"I think Gen. Mixon has worked very, very hard to develop a plan by which the Army recognizes (the cultural and environmental) significance, is spending a lot of effort and money to preserve the important species and plants that are endangered, as well as the historic sites, and has developed a way by which the Army can continue its training in ways that allow both to exist side by side," McHugh said.
Mākua Valley has long figured prominently in Army training plans — and environmental lawsuits seeking to prevent live-fire exercises there.
The Army's failure to complete an agreed-upon environmental analysis in the valley stopped live fire in 2004.
McHugh made the comments Friday at a news conference attended by Mixon and 25th Infantry Division commander Maj. Gen. Bernard S. Champoux.
Champoux later this year will lead a deployment to Iraq by 800 soldiers with the 25th Infantry Division headquarters.

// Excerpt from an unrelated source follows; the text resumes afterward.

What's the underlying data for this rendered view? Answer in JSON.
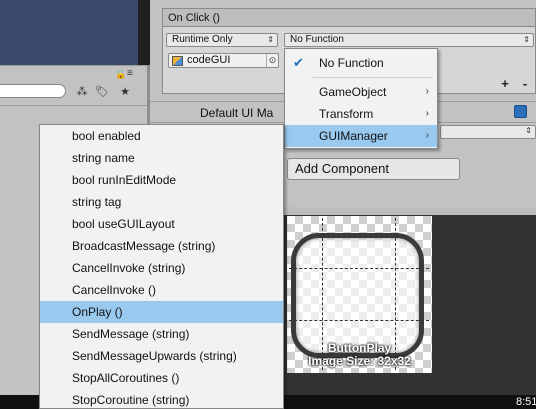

The Iraq duty, announced Friday, continues a trend of frequent and repeat deployments by soldiers to Iraq and Afghanistan.
McHugh acknowledged issues of spousal abuse, alcohol and drug abuse, and suicide in the ranks, and said that while not all of those problems are attributable to frequent deployments, "in large measure, we think there are correlations."
He said by the end of 2011, his goal is for 70 percent of active-duty soldiers to have two years at home for every year of deployment.
Studies have shown that it takes at least two years, and ideally closer to three years back at home, to recover from the stress of war zone duty, McHugh said.
"We're not providing that kind of dwell (at home) time, so we're working very hard to expand that for each and every soldier," McHugh said.
McHugh also said the Army is in the "very early stages" of working with the defense secretary's office to set up a method for soldiers to express their views about a possible repeal of "don't ask, don't tell," the law that prohibits gays from openly serving in the U.S. military. President Obama has said he wants to repeal the law.